:: INPUT DATA ::

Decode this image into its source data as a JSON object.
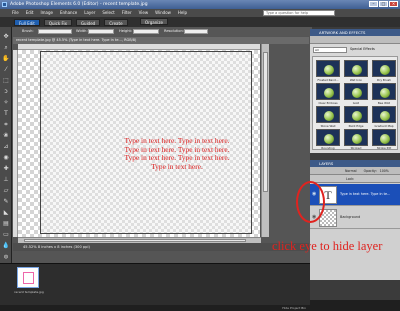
{
  "window": {
    "title": "Adobe Photoshop Elements 6.0 (Editor) - recent template.jpg"
  },
  "menu": [
    "File",
    "Edit",
    "Image",
    "Enhance",
    "Layer",
    "Select",
    "Filter",
    "View",
    "Window",
    "Help"
  ],
  "help_search": {
    "placeholder": "Type a question for help"
  },
  "modes": {
    "full": "Full Edit",
    "quick": "Quick Fix",
    "guided": "Guided",
    "create": "Create",
    "organize": "Organize"
  },
  "options": {
    "brush": "Brush:",
    "tolerance": "Tolerance",
    "width": "Width:",
    "height": "Height:",
    "resolution": "Resolution:"
  },
  "document": {
    "tab": "recent template.jpg @ 45.5% (Type in text here. Type in te..., RGB/8)",
    "status": "45.52%   8 inches x 8 inches (300 ppi)"
  },
  "canvas_text": "Type in text here. Type in text here. Type in text here. Type in text here. Type in text here. Type in text here. Type in text here.",
  "bin": {
    "caption": "recent template.jpg",
    "hide_label": "Hide Project Bin"
  },
  "panels": {
    "effects_title": "ARTWORK AND EFFECTS",
    "effects_dropdown": "All",
    "effects_section": "Special Effects",
    "effects": [
      "Frosted Rand...",
      "Wet Icon",
      "Dry Brush",
      "Clear Emboss",
      "Gold",
      "Bee Wild",
      "Stone Wall",
      "Paint Edge",
      "Gradient Map",
      "Rounding",
      "Stroked",
      "Stroke Pdt"
    ],
    "layers_title": "LAYERS",
    "blend_mode": "Normal",
    "opacity_label": "Opacity:",
    "opacity": "100%",
    "lock_label": "Lock:"
  },
  "layers": [
    {
      "name": "Type in text here. Type in te...",
      "selected": true,
      "thumb": "T"
    },
    {
      "name": "Background",
      "selected": false,
      "thumb": ""
    }
  ],
  "annotation": {
    "text": "click eye to hide layer"
  },
  "colors": {
    "annotation": "#e0231f",
    "canvas_text": "#dd2222",
    "selection": "#1b4fb8",
    "titlebar": "#4f6ea3"
  }
}
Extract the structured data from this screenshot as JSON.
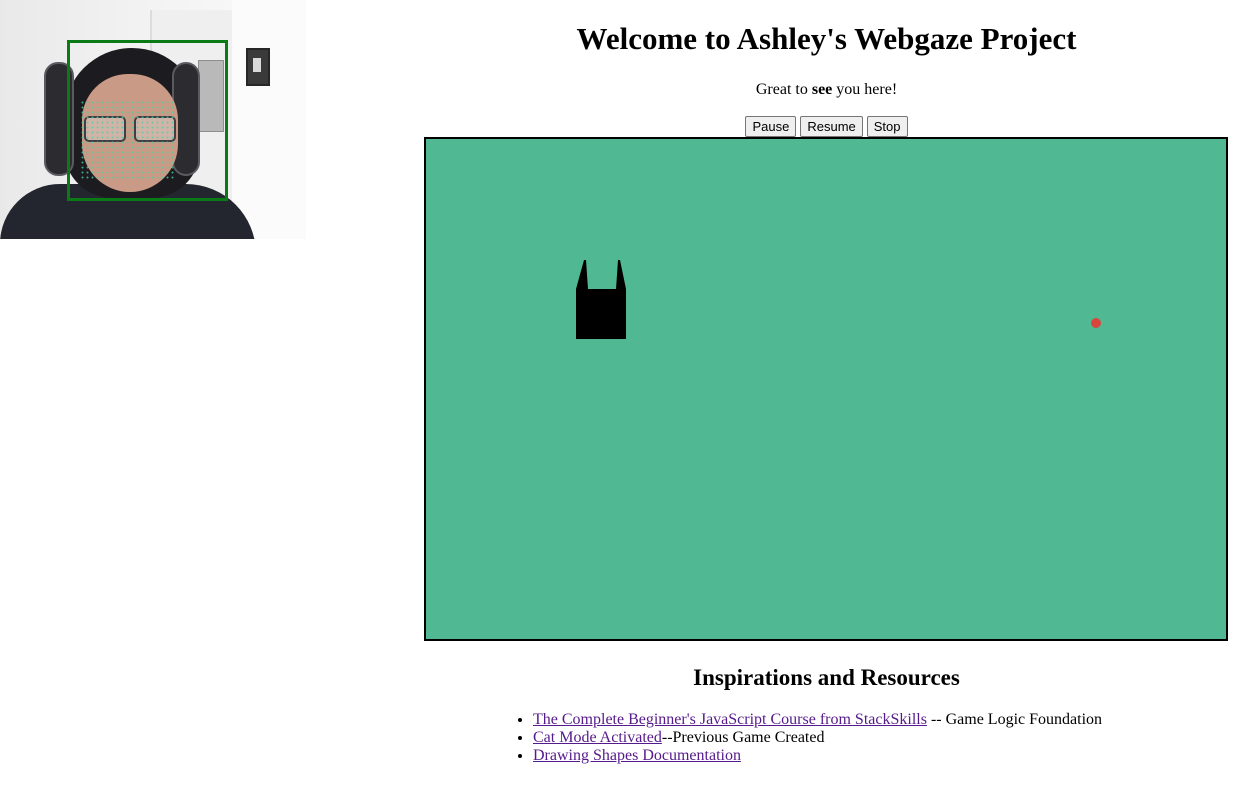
{
  "header": {
    "title": "Welcome to Ashley's Webgaze Project",
    "subtitle_before": "Great to",
    "subtitle_bold": "see",
    "subtitle_after": "you here!"
  },
  "controls": {
    "pause_label": "Pause",
    "resume_label": "Resume",
    "stop_label": "Stop"
  },
  "game": {
    "background_color": "#50b994",
    "cat_color": "#000000",
    "target_color": "#d9453a"
  },
  "resources": {
    "heading": "Inspirations and Resources",
    "items": [
      {
        "link": "The Complete Beginner's JavaScript Course from StackSkills",
        "suffix": " -- Game Logic Foundation"
      },
      {
        "link": "Cat Mode Activated",
        "suffix": "--Previous Game Created"
      },
      {
        "link": "Drawing Shapes Documentation",
        "suffix": ""
      }
    ]
  }
}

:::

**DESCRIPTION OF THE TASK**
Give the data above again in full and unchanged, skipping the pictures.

**ANSWER TO THIS PROBLEM**
Decode this image into its source data as a JSON object.
{
  "window": {
    "title": "Adobe Photoshop Elements 6.0 (Editor) - recent template.jpg"
  },
  "menu": [
    "File",
    "Edit",
    "Image",
    "Enhance",
    "Layer",
    "Select",
    "Filter",
    "View",
    "Window",
    "Help"
  ],
  "help_search": {
    "placeholder": "Type a question for help"
  },
  "modes": {
    "full": "Full Edit",
    "quick": "Quick Fix",
    "guided": "Guided",
    "create": "Create",
    "organize": "Organize"
  },
  "options": {
    "brush": "Brush:",
    "tolerance": "Tolerance",
    "width": "Width:",
    "height": "Height:",
    "resolution": "Resolution:"
  },
  "document": {
    "tab": "recent template.jpg @ 45.5% (Type in text here. Type in te..., RGB/8)",
    "status": "45.52%   8 inches x 8 inches (300 ppi)"
  },
  "canvas_text": "Type in text here. Type in text here. Type in text here. Type in text here. Type in text here. Type in text here. Type in text here.",
  "bin": {
    "caption": "recent template.jpg",
    "hide_label": "Hide Project Bin"
  },
  "panels": {
    "effects_title": "ARTWORK AND EFFECTS",
    "effects_dropdown": "All",
    "effects_section": "Special Effects",
    "effects": [
      "Frosted Rand...",
      "Wet Icon",
      "Dry Brush",
      "Clear Emboss",
      "Gold",
      "Bee Wild",
      "Stone Wall",
      "Paint Edge",
      "Gradient Map",
      "Rounding",
      "Stroked",
      "Stroke Pdt"
    ],
    "layers_title": "LAYERS",
    "blend_mode": "Normal",
    "opacity_label": "Opacity:",
    "opacity": "100%",
    "lock_label": "Lock:"
  },
  "layers": [
    {
      "name": "Type in text here. Type in te...",
      "selected": true,
      "thumb": "T"
    },
    {
      "name": "Background",
      "selected": false,
      "thumb": ""
    }
  ],
  "annotation": {
    "text": "click eye to hide layer"
  },
  "colors": {
    "annotation": "#e0231f",
    "canvas_text": "#dd2222",
    "selection": "#1b4fb8",
    "titlebar": "#4f6ea3"
  }
}
Extract the structured data from this screenshot as JSON.
{
  "header": {
    "title": "Welcome to Ashley's Webgaze Project",
    "subtitle_before": "Great to",
    "subtitle_bold": "see",
    "subtitle_after": "you here!"
  },
  "controls": {
    "pause_label": "Pause",
    "resume_label": "Resume",
    "stop_label": "Stop"
  },
  "game": {
    "background_color": "#50b994",
    "cat_color": "#000000",
    "target_color": "#d9453a"
  },
  "resources": {
    "heading": "Inspirations and Resources",
    "items": [
      {
        "link": "The Complete Beginner's JavaScript Course from StackSkills",
        "suffix": " -- Game Logic Foundation"
      },
      {
        "link": "Cat Mode Activated",
        "suffix": "--Previous Game Created"
      },
      {
        "link": "Drawing Shapes Documentation",
        "suffix": ""
      }
    ]
  }
}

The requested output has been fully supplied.